**Instructions for the task**
Copy each line of the entries that includes the word "JSON".

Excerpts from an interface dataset

=-=-=-=-=

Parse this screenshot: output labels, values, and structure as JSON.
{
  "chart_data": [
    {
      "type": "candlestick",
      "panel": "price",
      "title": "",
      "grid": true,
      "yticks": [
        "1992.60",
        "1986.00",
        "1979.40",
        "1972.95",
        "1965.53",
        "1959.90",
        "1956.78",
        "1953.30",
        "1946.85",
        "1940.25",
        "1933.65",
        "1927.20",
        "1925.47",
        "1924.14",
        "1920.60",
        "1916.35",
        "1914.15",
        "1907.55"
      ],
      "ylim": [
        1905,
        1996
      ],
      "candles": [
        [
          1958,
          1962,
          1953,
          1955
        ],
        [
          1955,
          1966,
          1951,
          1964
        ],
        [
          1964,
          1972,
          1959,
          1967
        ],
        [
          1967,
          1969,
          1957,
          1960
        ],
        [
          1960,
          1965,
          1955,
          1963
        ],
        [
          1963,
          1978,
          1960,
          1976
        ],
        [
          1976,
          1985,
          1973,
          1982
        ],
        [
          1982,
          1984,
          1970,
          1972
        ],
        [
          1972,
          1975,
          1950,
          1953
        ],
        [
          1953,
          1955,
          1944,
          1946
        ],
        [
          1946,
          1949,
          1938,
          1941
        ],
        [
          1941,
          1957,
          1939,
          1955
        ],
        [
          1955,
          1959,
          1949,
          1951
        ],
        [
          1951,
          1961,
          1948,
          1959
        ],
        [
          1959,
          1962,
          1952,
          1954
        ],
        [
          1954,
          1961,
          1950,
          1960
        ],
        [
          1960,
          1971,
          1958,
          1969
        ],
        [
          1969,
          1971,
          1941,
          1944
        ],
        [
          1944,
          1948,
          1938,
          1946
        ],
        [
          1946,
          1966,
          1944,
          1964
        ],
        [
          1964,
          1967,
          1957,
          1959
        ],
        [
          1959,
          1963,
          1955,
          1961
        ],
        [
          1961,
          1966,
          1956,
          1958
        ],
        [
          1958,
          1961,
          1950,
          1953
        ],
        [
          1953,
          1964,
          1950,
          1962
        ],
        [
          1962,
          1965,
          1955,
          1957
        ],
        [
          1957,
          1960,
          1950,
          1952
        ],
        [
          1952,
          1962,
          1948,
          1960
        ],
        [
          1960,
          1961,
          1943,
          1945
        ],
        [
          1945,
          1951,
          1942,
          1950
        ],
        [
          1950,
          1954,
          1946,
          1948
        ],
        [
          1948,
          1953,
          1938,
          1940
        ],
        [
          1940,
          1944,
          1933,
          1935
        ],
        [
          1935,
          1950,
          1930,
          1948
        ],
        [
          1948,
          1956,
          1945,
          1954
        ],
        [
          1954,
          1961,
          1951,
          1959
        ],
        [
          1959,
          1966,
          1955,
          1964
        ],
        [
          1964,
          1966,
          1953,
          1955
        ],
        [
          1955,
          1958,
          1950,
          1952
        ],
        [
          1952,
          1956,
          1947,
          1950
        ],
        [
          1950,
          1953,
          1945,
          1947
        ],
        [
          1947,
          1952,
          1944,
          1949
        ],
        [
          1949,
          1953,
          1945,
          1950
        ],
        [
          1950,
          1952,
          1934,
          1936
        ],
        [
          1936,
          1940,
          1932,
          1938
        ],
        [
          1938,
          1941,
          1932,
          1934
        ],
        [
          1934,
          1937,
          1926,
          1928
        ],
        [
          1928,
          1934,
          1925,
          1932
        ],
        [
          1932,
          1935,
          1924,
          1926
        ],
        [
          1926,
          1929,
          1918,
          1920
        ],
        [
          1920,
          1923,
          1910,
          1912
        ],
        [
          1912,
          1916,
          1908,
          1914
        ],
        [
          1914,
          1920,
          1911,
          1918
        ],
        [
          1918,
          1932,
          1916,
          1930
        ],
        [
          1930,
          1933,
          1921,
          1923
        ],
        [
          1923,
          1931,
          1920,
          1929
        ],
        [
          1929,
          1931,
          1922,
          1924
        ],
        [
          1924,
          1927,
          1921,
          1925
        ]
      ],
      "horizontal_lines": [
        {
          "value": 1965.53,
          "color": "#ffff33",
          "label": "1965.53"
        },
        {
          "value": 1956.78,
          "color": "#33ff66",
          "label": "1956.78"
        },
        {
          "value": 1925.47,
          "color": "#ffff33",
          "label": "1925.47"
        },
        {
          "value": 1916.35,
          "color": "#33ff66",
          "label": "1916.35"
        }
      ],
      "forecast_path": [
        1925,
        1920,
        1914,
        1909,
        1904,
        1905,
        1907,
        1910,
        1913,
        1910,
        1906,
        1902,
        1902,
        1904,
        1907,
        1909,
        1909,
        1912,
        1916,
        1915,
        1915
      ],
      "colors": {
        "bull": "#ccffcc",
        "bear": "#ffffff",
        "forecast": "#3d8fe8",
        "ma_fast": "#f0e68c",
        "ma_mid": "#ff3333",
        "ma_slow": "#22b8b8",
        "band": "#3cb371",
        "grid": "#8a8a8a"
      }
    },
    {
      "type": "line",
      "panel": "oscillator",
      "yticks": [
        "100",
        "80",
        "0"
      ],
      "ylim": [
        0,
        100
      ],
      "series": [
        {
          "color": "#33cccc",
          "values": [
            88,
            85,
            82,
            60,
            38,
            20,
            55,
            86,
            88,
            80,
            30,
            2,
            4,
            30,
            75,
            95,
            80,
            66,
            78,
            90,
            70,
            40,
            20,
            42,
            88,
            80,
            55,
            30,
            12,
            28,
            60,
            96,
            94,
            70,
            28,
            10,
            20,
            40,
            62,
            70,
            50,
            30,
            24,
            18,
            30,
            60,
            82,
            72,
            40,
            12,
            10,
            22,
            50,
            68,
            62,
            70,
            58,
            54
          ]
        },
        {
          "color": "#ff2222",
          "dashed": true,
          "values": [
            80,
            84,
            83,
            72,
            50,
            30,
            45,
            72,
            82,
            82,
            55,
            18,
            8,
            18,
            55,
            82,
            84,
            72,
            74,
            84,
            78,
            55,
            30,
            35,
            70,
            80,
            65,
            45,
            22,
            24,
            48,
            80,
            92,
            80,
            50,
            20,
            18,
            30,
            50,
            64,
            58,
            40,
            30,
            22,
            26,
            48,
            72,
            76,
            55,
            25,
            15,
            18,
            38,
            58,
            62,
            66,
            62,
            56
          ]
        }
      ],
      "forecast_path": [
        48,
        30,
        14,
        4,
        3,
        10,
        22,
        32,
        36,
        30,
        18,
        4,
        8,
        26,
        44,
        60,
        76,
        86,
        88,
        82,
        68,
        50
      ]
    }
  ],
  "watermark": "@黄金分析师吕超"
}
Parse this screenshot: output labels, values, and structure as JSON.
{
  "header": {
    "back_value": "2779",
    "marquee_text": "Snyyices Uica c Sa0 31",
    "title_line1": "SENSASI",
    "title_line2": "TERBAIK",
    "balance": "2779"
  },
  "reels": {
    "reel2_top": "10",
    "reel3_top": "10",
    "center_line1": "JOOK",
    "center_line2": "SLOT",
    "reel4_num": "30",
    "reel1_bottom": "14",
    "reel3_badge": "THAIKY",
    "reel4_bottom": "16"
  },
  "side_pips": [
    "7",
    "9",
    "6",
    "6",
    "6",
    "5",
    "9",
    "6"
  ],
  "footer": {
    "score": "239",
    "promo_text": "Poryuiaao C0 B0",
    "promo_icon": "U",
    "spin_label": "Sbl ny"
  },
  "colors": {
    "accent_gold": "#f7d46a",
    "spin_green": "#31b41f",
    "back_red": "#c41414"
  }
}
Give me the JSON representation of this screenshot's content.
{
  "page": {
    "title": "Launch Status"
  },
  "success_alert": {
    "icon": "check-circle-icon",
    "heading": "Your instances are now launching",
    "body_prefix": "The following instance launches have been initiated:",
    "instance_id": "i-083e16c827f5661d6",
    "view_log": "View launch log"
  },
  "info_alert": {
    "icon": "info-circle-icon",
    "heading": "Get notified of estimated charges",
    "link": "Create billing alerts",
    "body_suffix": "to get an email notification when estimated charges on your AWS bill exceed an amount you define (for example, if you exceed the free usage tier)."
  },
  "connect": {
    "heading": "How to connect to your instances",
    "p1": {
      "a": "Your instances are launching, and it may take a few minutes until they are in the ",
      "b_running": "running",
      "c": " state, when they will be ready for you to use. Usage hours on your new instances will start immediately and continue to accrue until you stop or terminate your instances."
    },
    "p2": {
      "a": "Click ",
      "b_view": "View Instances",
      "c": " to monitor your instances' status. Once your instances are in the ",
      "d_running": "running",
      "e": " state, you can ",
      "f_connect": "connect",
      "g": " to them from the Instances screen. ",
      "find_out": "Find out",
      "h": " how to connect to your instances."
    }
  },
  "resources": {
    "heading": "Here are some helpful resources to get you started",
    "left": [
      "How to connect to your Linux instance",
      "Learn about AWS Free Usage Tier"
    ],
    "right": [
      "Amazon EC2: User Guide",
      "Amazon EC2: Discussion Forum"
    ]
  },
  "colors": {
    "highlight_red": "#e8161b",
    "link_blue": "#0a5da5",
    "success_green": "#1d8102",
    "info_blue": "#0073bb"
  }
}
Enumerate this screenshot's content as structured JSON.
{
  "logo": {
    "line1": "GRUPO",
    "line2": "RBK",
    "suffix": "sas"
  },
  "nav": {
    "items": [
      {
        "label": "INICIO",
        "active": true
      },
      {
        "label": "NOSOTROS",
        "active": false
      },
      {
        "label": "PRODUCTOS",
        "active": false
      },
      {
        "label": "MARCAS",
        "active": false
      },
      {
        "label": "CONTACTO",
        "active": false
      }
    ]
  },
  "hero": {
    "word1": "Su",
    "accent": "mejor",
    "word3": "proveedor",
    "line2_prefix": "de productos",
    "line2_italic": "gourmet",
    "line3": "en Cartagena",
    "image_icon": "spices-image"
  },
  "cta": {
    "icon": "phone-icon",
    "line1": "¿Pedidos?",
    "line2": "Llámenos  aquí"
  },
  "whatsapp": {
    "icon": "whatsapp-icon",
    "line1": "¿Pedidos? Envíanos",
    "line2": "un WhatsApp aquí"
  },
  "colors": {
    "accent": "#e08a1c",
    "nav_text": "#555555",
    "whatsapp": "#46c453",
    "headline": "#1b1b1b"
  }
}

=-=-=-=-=

**Output below**
Parse this screenshot: output labels, values, and structure as JSON.
Parse this screenshot: output labels, values, and structure as JSON.
Give me the JSON representation of this screenshot's content.
Enumerate this screenshot's content as structured JSON.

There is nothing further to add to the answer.